*Your objective*. Where the word "title" appears in a line below, copy the whole line.

(Data extracted from a collection)
Segment Open

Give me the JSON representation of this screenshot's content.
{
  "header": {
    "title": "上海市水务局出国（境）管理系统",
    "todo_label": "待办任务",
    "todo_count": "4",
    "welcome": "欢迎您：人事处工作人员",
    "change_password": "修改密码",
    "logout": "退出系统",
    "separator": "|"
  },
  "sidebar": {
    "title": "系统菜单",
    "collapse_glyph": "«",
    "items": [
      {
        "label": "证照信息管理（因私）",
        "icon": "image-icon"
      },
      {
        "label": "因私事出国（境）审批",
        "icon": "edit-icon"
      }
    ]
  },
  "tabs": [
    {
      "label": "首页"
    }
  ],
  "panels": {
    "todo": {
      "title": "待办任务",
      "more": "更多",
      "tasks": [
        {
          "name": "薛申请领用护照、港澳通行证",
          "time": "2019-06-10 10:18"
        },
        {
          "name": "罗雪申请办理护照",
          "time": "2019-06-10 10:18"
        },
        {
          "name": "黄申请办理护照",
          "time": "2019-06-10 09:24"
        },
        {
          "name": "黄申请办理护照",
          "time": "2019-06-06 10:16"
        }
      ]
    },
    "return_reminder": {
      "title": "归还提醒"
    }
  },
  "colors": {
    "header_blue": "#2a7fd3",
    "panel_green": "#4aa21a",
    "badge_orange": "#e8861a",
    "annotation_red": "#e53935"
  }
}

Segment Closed

*Solution*.
    "title": "上海市水务局出国（境）管理系统",
    "title": "系统菜单",
      "title": "待办任务",
      "title": "归还提醒"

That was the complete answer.